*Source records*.
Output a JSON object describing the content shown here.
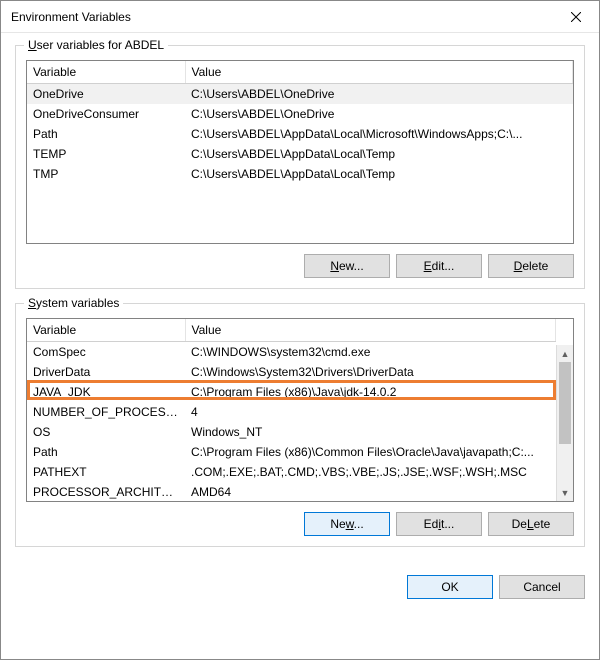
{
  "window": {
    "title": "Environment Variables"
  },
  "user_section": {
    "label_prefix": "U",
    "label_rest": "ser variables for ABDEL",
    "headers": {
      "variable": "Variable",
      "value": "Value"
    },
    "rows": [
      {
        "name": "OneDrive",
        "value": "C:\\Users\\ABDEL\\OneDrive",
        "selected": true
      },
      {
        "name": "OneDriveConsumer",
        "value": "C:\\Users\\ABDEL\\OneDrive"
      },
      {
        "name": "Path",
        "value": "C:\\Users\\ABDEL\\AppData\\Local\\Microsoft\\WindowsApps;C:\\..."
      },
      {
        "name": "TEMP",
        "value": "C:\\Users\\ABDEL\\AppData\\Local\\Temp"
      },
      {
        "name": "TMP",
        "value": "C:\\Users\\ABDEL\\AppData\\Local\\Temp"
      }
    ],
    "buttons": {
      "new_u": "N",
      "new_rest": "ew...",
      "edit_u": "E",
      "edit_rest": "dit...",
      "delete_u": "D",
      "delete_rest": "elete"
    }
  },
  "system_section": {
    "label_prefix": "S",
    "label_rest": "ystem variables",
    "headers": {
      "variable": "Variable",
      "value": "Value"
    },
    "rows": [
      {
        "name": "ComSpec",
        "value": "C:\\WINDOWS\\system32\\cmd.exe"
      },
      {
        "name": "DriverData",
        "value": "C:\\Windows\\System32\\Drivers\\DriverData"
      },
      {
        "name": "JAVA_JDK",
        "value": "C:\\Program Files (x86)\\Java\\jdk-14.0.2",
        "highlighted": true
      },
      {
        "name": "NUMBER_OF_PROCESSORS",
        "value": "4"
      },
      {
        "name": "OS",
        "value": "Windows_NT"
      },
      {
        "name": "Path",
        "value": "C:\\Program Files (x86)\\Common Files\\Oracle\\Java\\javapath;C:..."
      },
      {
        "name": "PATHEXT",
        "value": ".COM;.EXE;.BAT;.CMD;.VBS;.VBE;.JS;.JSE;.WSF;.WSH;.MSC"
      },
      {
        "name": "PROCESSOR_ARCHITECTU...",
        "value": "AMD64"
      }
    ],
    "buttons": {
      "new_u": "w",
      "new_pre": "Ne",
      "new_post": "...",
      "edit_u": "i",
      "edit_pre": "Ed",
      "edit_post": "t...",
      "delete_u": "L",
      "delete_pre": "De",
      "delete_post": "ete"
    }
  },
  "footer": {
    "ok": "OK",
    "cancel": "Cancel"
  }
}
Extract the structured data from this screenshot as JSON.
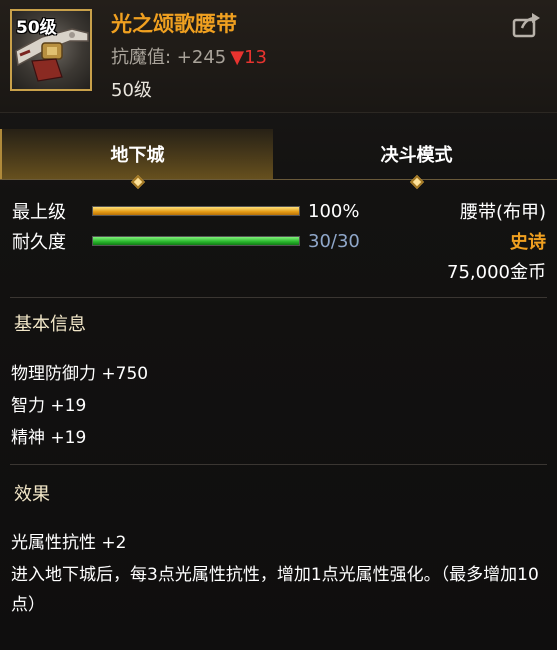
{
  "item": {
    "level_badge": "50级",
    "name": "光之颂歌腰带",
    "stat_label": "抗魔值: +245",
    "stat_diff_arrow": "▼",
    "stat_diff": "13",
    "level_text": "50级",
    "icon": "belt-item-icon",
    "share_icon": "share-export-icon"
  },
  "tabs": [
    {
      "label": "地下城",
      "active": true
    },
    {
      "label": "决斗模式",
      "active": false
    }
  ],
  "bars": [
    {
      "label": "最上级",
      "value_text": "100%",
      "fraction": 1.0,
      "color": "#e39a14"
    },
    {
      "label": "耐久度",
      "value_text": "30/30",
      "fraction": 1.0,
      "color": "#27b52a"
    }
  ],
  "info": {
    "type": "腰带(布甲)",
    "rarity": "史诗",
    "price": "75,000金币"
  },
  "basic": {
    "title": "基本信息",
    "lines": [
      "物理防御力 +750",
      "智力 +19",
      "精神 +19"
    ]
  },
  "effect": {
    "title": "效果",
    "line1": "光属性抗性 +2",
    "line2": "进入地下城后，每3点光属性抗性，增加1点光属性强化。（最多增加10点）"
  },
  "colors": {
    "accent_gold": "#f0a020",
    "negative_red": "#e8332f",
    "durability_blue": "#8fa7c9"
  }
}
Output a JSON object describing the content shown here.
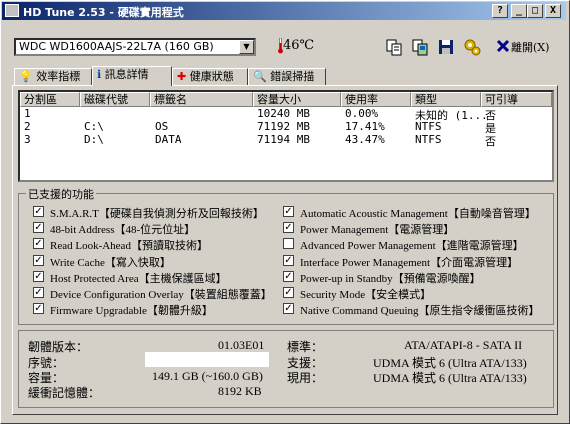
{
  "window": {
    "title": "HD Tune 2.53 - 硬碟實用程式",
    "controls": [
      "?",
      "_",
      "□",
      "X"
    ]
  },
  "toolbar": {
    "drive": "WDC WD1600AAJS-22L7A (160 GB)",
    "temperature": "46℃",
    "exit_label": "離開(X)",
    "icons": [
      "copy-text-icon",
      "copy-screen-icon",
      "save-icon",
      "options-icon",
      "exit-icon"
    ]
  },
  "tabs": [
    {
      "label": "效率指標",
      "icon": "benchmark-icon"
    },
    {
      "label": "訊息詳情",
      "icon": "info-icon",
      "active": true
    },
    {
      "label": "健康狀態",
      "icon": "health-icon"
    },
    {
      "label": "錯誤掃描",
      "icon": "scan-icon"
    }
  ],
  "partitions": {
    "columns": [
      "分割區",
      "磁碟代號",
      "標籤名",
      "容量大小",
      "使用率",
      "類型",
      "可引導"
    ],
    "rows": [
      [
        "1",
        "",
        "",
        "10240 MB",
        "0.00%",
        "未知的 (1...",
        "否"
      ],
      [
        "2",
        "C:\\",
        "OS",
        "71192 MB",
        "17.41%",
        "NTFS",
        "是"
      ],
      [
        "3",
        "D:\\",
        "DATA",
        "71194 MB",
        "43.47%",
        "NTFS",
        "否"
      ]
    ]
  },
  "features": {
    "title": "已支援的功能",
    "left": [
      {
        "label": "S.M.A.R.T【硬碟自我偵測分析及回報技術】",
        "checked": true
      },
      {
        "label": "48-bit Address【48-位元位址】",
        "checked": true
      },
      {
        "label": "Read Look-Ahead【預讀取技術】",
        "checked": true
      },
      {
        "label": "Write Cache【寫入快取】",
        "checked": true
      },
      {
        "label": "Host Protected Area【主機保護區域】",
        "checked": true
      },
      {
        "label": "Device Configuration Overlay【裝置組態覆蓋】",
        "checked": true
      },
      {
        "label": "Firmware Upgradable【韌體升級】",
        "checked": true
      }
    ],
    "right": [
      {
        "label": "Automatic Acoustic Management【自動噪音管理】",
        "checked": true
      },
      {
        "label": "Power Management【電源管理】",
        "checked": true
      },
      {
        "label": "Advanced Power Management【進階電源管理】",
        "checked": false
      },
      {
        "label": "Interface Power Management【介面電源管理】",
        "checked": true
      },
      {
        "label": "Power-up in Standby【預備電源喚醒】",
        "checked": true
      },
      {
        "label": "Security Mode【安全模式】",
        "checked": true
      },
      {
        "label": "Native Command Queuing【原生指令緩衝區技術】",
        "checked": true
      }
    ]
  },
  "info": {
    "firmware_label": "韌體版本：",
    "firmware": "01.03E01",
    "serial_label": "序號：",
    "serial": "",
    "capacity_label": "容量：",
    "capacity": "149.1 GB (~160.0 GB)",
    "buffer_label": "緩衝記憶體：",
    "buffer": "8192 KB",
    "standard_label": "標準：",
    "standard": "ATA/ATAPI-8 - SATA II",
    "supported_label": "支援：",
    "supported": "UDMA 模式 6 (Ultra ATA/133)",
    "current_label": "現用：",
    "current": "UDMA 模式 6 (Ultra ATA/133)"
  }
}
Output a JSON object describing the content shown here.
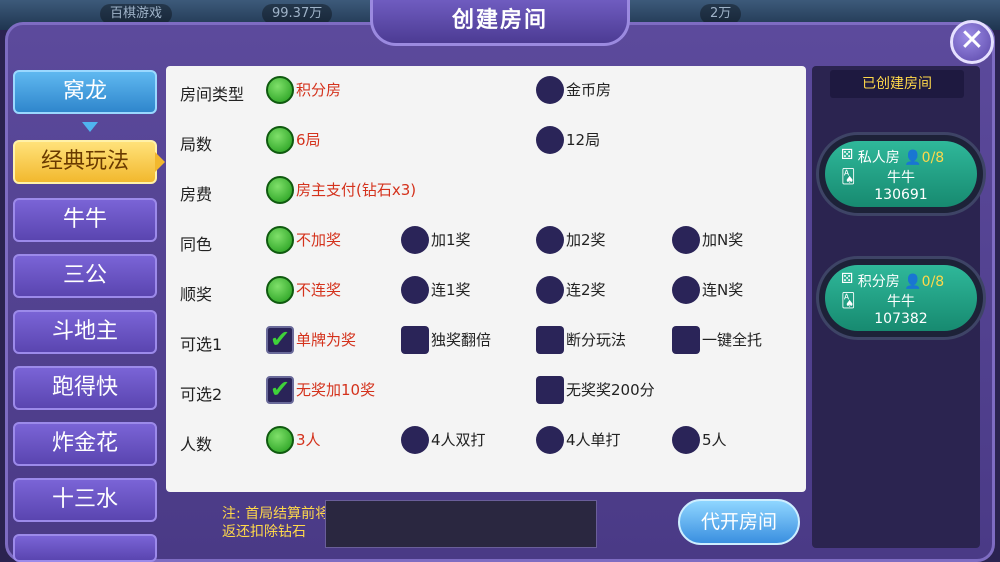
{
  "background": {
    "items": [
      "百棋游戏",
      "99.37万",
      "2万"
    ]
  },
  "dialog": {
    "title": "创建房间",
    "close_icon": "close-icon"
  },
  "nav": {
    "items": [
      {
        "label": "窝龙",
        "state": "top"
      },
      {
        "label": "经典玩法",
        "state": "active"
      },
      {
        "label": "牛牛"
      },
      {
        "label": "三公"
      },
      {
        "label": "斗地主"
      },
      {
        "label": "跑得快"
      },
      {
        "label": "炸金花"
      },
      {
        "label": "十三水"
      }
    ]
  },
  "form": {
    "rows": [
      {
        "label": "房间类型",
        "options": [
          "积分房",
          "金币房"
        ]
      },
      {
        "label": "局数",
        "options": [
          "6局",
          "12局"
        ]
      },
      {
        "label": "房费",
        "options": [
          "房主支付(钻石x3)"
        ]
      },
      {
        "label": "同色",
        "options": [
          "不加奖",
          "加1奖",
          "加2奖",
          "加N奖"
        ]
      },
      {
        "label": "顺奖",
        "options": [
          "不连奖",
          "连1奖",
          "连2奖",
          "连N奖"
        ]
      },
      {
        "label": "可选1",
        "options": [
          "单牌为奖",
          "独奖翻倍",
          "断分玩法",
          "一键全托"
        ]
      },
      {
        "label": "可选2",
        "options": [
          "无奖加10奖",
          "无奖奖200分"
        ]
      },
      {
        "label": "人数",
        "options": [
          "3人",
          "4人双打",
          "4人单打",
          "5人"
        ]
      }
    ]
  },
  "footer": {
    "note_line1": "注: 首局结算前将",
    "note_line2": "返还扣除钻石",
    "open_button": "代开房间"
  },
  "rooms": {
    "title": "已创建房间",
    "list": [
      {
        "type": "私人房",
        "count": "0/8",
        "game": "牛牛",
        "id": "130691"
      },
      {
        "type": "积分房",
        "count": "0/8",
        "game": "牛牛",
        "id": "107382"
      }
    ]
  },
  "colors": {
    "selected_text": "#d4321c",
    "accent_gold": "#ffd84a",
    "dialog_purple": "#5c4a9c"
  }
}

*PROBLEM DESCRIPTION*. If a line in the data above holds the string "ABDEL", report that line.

*SOLUTION BELOW*.
    "label_rest": "ser variables for ABDEL",
        "value": "C:\\Users\\ABDEL\\OneDrive",
        "value": "C:\\Users\\ABDEL\\OneDrive"
        "value": "C:\\Users\\ABDEL\\AppData\\Local\\Microsoft\\WindowsApps;C:\\..."
        "value": "C:\\Users\\ABDEL\\AppData\\Local\\Temp"
        "value": "C:\\Users\\ABDEL\\AppData\\Local\\Temp"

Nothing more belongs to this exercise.